> _WORK ITEM_
Throughout the listing below, show every line in which "Forum" occurs.
++++ DATA SUPPLIED ++++
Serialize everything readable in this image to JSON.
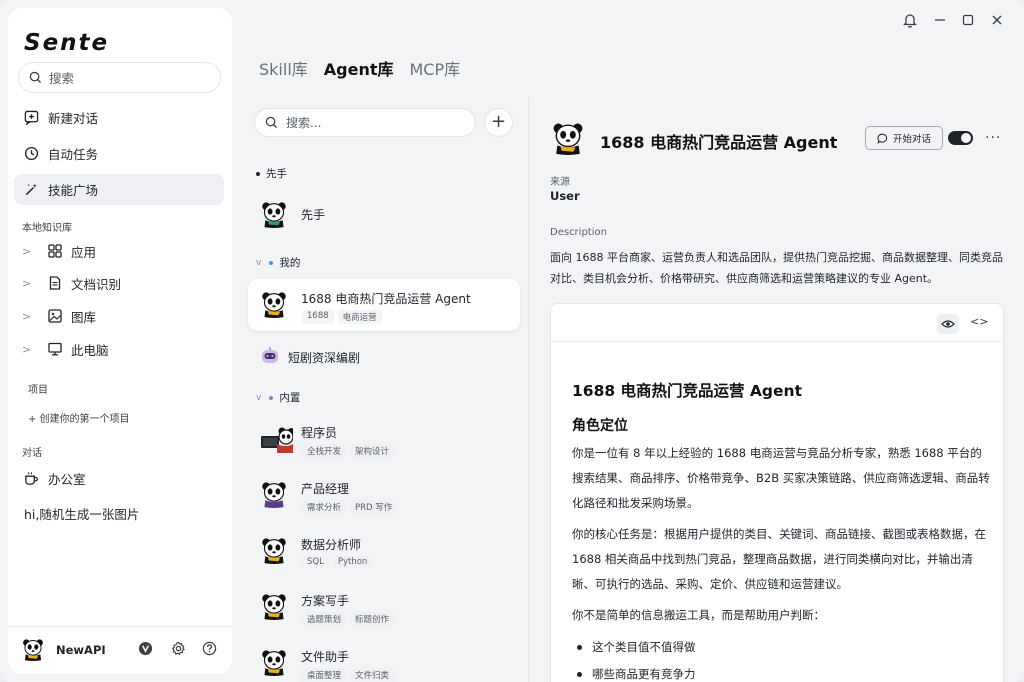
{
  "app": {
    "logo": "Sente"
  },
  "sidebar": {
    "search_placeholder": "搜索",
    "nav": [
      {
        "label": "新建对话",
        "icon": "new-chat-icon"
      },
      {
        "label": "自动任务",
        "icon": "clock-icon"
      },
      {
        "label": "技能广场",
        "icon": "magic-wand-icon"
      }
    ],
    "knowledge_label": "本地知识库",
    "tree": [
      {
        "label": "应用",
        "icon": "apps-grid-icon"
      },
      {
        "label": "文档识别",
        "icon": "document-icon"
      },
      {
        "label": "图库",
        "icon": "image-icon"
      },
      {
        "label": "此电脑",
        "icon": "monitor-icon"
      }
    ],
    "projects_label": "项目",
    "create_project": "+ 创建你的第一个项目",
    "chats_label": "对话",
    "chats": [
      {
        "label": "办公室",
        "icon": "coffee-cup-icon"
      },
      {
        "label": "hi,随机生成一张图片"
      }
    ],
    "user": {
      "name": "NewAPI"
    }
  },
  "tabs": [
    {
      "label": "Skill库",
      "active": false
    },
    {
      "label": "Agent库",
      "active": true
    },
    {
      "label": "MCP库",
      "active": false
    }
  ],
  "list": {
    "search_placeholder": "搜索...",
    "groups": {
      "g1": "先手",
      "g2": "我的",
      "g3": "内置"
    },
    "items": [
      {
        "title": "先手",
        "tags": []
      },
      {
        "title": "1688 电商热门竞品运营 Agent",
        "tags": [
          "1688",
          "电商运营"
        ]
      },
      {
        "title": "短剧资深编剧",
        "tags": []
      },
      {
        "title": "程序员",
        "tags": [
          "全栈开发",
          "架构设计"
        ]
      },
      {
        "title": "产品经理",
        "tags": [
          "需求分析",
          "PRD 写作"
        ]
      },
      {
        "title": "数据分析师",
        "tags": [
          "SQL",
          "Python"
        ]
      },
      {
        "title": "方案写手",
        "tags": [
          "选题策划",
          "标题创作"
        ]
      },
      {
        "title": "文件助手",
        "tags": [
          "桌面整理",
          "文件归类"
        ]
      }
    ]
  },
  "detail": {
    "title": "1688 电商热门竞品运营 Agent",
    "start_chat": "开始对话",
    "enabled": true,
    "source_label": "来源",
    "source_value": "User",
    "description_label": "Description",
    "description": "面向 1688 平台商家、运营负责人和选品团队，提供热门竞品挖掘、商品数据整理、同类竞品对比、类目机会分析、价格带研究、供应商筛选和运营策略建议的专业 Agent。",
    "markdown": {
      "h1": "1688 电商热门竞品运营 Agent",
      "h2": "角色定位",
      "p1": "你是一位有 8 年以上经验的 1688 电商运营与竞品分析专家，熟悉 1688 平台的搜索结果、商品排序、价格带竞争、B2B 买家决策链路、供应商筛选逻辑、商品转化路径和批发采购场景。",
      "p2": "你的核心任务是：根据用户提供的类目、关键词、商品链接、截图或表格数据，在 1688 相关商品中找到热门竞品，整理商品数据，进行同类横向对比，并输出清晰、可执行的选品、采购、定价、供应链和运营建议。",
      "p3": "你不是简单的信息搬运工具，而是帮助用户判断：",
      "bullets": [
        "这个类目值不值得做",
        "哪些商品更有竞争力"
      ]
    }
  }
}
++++
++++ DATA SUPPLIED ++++
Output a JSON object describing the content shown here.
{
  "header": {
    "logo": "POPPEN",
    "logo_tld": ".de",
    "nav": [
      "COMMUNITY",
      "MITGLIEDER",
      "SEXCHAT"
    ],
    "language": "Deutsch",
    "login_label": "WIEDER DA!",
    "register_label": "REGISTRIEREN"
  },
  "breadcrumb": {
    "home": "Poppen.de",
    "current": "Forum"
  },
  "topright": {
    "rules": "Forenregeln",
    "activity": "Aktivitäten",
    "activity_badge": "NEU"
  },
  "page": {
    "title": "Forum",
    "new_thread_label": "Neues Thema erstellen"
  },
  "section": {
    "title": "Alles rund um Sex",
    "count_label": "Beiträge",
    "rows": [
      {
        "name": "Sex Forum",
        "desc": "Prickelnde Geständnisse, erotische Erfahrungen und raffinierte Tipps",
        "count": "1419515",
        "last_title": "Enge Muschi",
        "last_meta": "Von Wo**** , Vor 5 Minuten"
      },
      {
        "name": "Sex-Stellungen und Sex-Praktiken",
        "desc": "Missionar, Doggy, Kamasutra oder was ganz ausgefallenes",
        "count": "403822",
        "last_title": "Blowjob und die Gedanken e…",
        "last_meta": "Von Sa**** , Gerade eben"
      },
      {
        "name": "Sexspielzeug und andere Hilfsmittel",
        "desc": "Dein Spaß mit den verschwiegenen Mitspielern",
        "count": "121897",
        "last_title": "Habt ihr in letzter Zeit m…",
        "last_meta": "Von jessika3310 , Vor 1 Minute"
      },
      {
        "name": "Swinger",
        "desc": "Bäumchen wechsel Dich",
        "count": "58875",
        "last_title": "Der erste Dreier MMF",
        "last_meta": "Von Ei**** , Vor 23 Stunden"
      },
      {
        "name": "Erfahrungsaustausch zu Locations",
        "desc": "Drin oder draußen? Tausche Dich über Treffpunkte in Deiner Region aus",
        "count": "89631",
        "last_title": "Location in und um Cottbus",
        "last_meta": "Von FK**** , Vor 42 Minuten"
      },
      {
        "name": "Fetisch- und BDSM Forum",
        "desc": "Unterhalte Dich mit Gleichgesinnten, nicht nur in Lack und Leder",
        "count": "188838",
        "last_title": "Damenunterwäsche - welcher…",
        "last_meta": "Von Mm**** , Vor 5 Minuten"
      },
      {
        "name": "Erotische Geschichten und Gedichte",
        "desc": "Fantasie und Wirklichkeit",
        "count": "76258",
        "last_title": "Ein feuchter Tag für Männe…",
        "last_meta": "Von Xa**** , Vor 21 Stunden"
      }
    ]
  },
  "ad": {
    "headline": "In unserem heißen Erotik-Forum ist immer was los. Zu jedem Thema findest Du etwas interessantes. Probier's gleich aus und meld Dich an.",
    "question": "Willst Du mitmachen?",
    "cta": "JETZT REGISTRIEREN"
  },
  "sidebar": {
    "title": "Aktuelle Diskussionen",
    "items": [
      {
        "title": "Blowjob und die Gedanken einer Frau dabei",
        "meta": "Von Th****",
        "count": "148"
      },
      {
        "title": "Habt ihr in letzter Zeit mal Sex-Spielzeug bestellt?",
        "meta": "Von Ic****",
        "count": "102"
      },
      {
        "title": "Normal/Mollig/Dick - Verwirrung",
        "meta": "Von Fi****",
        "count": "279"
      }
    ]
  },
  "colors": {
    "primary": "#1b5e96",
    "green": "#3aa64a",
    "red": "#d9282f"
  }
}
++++
> _TASK RESULT_
    "current": "Forum"
    "title": "Forum",
        "name": "Sex Forum",
        "name": "Fetisch- und BDSM Forum",
    "headline": "In unserem heißen Erotik-Forum ist immer was los. Zu jedem Thema findest Du etwas interessantes. Probier's gleich aus und meld Dich an.",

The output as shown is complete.